“We control our products from the field all the way to the table,” Scott Jacobson, Crunchies’ CEO, told Food Dive. “We know what food is brought from where and why. We know all our growing partners and have transparency for our entire supply chain cycle.”
Getting that information to the consumer, however, was not as easy as the company thought it would be.
“We always had traceability on our radar, and wanted to figure out the best way to communicate all of this to the consumer,” Jacobson said. “Because the supply chain is global in nature and we’ve got strawberries from three different countries, we wanted to illustrate to our consumers where the products were coming from with integrity that we were comfortable with and confident in.”
Crunchies launched its initiative earlier this month at Natural Products Expo West. The brand has a traceability button on its website where a consumer can enter the lot code on a package and “find its fruit’s roots.”
“If they buy a bag of our freeze-dried beets and they put in that lot code, it will show where these particular beets were grown and explain why that region,” Jacobson said. “Same with our mango, it takes them back to Thailand and shows them... what makes the country special and unique for mangos.”
Jacobson said he feels being the only freeze-dried brand opening up to consumers in this way will differentiate it in the minds of customers.
“If you look at what’s going on with the consumers, smaller upstarts are making a connection because the consumer trusts them. They seem to have a wary eye towards the big, global food brands,” Jacobson said. “I think that’s misguided because the food safety that the global [community] has put into it is amazing, but consumers have a perception in mind and want to know a brand and know where their food comes from. That’s important to them.”
Technology playing a role
Offering consumers the transparency they seek is just one positive of a traceability program. Manufacturers are also using the information to help them in efforts to control food safety. In the event of a contamination problem, this technology helps manufacturers quickly locate the source.

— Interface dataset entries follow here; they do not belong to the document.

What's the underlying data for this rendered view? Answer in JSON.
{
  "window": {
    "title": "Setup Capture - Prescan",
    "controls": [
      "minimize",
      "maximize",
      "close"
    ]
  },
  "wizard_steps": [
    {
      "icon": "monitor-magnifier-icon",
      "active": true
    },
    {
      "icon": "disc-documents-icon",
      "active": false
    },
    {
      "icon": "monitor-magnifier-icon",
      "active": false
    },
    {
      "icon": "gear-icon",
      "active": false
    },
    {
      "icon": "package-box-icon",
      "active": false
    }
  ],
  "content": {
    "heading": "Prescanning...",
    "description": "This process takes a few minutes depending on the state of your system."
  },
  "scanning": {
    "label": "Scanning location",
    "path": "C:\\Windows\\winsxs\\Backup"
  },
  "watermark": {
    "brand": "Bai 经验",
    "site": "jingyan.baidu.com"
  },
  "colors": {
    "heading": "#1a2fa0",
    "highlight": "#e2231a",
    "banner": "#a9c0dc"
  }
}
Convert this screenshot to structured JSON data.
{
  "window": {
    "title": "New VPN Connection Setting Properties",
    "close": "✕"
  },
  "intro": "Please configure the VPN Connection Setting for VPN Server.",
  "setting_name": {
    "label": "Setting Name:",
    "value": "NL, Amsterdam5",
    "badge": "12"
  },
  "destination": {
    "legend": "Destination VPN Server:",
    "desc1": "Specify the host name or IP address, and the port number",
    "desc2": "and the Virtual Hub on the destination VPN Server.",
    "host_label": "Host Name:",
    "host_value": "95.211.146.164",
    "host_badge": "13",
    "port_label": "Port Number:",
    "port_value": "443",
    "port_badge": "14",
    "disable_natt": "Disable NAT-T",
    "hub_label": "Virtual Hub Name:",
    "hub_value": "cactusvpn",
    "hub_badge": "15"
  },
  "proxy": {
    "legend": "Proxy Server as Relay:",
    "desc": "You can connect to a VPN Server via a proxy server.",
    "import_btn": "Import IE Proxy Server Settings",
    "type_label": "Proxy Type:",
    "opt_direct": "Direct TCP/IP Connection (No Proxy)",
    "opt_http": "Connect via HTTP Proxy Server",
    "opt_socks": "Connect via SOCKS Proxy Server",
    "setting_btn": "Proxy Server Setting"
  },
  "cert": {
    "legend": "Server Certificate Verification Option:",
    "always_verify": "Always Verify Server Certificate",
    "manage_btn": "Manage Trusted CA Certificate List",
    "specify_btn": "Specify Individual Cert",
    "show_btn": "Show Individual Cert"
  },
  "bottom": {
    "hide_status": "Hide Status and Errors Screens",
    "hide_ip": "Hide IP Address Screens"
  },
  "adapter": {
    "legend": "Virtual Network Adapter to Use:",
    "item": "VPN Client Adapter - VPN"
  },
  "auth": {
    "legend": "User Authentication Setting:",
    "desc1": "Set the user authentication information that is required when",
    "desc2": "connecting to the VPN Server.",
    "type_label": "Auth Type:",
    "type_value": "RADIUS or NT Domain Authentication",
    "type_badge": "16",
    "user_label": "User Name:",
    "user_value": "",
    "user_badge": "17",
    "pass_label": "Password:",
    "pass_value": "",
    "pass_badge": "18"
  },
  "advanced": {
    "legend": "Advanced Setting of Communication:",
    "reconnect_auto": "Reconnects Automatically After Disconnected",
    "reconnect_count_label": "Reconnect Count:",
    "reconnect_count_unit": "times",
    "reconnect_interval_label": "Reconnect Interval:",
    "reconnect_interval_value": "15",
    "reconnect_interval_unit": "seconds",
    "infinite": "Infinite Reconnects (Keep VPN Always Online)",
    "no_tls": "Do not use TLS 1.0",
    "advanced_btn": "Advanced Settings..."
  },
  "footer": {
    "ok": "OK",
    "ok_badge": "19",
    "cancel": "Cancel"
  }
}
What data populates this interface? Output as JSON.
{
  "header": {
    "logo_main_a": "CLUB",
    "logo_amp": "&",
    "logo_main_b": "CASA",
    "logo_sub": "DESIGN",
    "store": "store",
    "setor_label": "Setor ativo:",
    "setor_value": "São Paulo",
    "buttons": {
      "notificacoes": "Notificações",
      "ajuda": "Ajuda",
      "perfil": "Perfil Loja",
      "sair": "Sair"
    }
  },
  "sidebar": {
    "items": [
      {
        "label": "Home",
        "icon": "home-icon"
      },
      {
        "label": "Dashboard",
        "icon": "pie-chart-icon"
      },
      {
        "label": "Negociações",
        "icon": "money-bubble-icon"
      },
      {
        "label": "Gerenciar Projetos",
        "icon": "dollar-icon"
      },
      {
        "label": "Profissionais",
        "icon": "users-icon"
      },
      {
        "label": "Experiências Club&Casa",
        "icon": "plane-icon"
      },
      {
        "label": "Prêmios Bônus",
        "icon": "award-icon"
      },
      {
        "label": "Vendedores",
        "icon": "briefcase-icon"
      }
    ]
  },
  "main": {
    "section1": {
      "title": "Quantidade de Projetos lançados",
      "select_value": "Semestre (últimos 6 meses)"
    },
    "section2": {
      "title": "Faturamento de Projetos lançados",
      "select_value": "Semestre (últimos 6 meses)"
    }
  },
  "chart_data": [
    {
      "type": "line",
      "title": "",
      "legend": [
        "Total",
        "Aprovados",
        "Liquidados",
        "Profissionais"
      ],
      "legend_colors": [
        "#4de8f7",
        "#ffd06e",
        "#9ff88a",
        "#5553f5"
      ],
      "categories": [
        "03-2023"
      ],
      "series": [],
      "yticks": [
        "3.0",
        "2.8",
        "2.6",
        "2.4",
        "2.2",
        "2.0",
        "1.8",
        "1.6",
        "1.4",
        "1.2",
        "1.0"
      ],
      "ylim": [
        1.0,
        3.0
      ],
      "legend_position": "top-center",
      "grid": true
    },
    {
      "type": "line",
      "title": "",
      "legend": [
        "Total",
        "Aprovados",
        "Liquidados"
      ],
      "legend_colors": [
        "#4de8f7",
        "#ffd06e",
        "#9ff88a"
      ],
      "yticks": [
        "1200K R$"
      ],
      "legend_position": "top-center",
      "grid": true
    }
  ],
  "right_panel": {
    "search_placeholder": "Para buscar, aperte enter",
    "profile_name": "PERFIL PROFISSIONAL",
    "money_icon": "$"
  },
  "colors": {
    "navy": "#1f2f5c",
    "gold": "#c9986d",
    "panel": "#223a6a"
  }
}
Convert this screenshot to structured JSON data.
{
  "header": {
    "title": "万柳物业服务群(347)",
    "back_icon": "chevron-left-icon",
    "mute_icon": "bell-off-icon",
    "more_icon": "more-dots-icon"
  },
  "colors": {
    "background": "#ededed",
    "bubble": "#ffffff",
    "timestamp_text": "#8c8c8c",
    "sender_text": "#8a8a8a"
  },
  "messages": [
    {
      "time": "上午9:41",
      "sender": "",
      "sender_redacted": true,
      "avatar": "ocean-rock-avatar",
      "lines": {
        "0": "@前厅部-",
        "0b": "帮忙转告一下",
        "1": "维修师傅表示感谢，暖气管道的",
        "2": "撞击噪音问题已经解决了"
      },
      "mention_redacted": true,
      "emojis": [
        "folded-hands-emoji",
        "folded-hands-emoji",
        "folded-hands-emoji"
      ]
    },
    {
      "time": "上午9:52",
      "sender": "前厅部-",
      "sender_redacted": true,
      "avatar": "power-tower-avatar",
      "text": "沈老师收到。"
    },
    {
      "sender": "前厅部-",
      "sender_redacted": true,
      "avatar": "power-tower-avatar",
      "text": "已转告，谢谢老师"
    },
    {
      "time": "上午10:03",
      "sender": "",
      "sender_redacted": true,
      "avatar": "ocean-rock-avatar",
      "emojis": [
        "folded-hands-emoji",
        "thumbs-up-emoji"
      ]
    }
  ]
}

There are a number of companies introducing their own traceability solutions for the food industry. One of those is Arc-net, which uses blockchain technology — a method that uses cryptography to keep exchanges secure and provides a decentralized database that everyone on the network can see.
“Organizations are able to identify all participants in the chain and form a sequence of events into an immutable chain of custody,” CEO Kieran Kelly told Food Dive. “The blockchain is invaluable for brand protection—it provides transparency, security and authenticity, helping to bring trust to an untrusted world.”
"Consumers have a perception in mind and want to know a brand and know where their food comes from. That’s important to them.”
Katie Moore, global industry manager of GE Digital’s food and beverage practice, noted new technology has made things much more efficient in traceability methods.
“Before when there was an issue with a product, you would have to isolate the product because you didn’t have the visibility and insight into … a level of detail we felt comfortable with,” she said. “Now, because of new levels of automation, sensors and software, we can accurately pinpoint [where all products originated] , which is wonderful.”
Ron Myers, executive VP at Linkfresh, which provides ERP software specifically for the fresh product industry, said that while the industry is not normally thought of as leading-edge adaptors, many companies today are realizing the importance of electronic data capture in their traceability efforts.
“Increased adoption makes the whole food supply chain safer,” he said. “By having this as a topic so many are thinking about, it helps [any food company’s] longevity for survival and its profitability in the long run.”